Side story:  At a yoga class a couple weeks ago, the instructor asked me…in front of the class…if I was “expecting.”  I was humiliated.  I know she had to ask to avoid leading me into positions that could hurt a baby…but it was a bad bad moment.

Anyway, I attributed all that to stress…the cravings, the weight gain, the belly fat, the fatigue and sedated feeling.  Interestingly though my life was more stressful back in September and October…and these symptoms started showing up months later…after being on the Wiley Protocol for 6 months.  Apparently these high doses of progesterone accumulate in your fat cells – moreso than the estrogen – and can build up over several months, causing increased problems the longer you’re taking it.  And none of these symptoms have resolved in the 5 weeks since I quit my stressful job.  If the stress was the problem, wouldn’t things be getting better by now?

Oh well….I’m done taking it now.

As far as getting off the hormones, these folks offer some suggestions, including maintaining a low dose of estrogen to balance the progesterone that takes longer to get out of the system.  I think I’m going to just quit and add a few mg. of estrogen if I seem to need it later.  I realize that’s not very scientific but NOTHING ABOUT THE WILEY PROTOCOL IS.
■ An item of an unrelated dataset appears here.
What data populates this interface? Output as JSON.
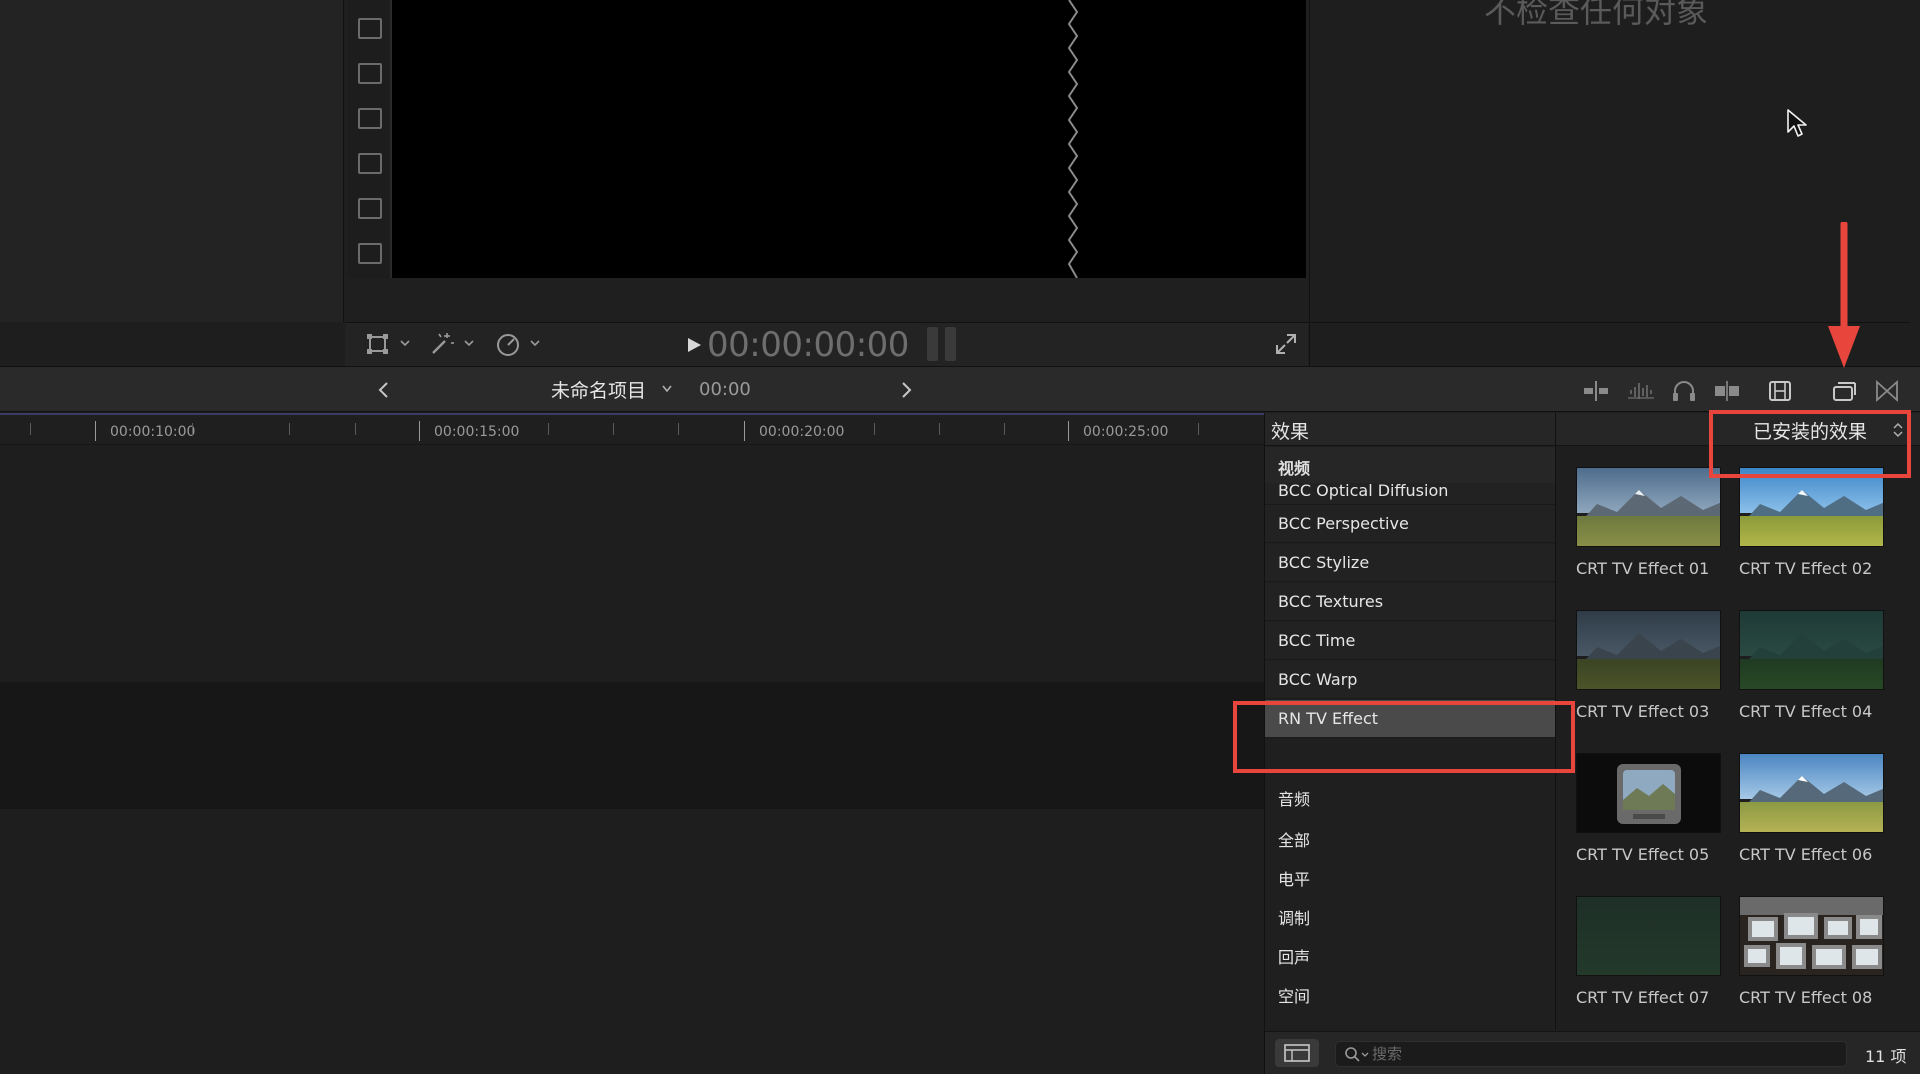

I should have done my own research.

And in other news….My family can’t seem to buy health insurance.  Know why?  Because we’re not taking the statins we’re prescribed.  Noncompliance with medical advice.  Awesome.

So it looks like we’ll either have to ditch our dreams of being self-employed or we’ll have to start taking statins again.

I think I’ve about had it with woo medicine.

Where’s my damn Lipitor